[BCP25] Bradner, S., "IETF Working Group Guidelines and Procedures", BCP 25, RFC 2418, September 1998. Wasserman, M., "Updates to RFC 2418 Regarding the Management of IETF Mailing Lists", BCP 25, RFC 3934, October 2004. [BCP79] Bradner, S., Ed., "Intellectual Property Rights in IETF Technology", BCP 79, RFC 3979, March 2005. Narten, T., "Clarification of the Third Party Disclosure Procedure in RFC 3979", BCP 79, RFC 4879, April 2007. [RFC2026] Bradner, S., "The Internet Standards Process -- Revision 3", BCP 9, RFC 2026, October 1996. [RFC3683] Rose, M., "A Practice for Revoking Posting Rights to IETF Mailing Lists", BCP 83, RFC 3683, March 2004.

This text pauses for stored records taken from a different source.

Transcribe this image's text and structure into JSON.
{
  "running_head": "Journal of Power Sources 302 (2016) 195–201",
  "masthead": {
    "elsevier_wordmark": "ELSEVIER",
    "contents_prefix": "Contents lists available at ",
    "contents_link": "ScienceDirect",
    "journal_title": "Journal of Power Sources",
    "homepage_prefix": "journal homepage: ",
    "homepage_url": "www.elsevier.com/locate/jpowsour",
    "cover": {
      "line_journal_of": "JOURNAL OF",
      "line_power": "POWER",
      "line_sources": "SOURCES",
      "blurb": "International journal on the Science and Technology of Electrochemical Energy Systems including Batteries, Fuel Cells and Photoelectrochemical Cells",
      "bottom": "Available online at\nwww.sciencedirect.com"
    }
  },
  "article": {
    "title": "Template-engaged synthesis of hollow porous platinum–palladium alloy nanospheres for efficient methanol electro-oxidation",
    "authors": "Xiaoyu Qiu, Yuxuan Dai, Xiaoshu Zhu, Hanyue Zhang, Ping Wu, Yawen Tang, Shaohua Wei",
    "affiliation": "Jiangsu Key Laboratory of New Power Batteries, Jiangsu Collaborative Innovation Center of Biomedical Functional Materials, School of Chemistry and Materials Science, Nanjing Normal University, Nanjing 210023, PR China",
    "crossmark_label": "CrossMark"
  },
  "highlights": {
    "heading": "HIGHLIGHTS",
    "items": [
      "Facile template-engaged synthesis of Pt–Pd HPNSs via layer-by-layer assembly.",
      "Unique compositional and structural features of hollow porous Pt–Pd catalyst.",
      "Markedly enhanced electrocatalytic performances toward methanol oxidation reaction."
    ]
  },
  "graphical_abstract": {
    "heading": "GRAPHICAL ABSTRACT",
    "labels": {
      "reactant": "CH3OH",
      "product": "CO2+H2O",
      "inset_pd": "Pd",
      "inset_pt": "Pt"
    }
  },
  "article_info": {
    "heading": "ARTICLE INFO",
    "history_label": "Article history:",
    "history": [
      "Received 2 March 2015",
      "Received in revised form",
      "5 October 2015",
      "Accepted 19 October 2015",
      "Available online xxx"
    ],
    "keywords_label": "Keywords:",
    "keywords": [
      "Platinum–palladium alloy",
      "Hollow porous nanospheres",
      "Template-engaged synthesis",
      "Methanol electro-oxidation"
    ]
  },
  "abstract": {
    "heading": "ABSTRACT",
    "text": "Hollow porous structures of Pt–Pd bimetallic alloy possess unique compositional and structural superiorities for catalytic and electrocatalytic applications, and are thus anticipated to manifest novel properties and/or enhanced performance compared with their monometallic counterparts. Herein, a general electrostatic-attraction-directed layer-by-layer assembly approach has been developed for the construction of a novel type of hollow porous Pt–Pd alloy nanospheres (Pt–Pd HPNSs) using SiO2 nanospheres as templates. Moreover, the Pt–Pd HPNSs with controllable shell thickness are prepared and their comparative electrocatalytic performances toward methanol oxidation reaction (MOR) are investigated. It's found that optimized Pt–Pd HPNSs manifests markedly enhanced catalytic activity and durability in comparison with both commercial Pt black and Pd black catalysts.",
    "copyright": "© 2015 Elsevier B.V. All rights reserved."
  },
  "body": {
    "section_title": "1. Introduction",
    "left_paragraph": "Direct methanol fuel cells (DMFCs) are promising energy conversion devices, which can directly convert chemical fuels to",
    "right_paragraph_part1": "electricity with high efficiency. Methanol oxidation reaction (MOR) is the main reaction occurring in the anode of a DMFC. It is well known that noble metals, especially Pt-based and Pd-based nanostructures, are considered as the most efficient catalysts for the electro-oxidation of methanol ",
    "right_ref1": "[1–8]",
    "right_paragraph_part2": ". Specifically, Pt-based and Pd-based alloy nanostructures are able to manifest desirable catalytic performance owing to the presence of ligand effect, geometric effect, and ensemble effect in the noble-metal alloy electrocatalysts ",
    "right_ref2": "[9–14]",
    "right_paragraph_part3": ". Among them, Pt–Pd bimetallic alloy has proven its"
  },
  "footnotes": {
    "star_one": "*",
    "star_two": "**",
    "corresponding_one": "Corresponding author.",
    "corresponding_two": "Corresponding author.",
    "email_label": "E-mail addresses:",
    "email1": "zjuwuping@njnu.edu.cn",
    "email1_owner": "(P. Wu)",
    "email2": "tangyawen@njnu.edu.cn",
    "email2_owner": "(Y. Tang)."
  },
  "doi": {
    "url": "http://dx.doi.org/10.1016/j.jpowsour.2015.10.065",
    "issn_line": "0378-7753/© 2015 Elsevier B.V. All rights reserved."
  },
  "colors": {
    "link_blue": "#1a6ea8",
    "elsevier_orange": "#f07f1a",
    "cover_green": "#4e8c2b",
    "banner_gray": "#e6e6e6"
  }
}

[RFC3005] Harris, S., "IETF Discussion List Charter", BCP 45, RFC 3005, November 2000. [RFC6702] Polk, T. and P. Saint-Andre, "Promoting Compliance with Intellectual Property Rights (IPR) Disclosure Rules", RFC 6702, August 2012. [URLDisclose] IETF, "File an IPR Disclosure", http://www.ietf.org/ipr/file-disclosure. [URLIESG2026] IETF, "On Appeals of IESG and Area Director Actions and Decisions", http://www.ietf.org/iesg/statement/appeal.html. [URLIESGIPR] IETF Tools, "Intellectual Property", http://trac.tools.ietf.org/group/iesg/trac/ wiki/IntellectualProperty. [URLIPR] IETF, "Intellectual Property Rights (IPR) Policy", http://www.ietf.org/ipr/policy.html. [URLNoteWell] IETF, "Note Well", http://www.ietf.org/about/note-well.html.
Section 6, the selection of sanctions needs to be a carefully made judgment call that considers all relevant circumstances and events. This Appendix provides a list of questions that might form part of that judgment. This list of considerations is for guidance and is not prescriptive or exhaustive, and it does not imply any weighting of the considerations. - How long has the participant been active in the IETF? - Is there some exceptional circumstance? - Are there special circumstances that imply that the individual would not have seen or understood the pointers to and content of [BCP79]? - How late is the disclosure? Is the document already a working group document? How many revisions have been published? How much time has elapsed? Have last calls been held? Has the work been published as an RFC? - Is the individual a minor contributor to the IETF work, or is the individual clearly a major contributor? - Is there a reason for the individual forgetting the existence of the IPR (for example, it was filed many years previous to the work in the IETF)? - Was the individual told by their company that disclosure was imminent, but then something different happened? - How speedy and humble was the individual's apology? - How disruptive to the IETF work are the disclosure and the associated license terms? A factor in this will be whether or not the IETF community sees the need to re-work the document. - Does the large number of patents that the individual has invented provide any level of excuse for failing to notice that one of their patents covered the IETF work?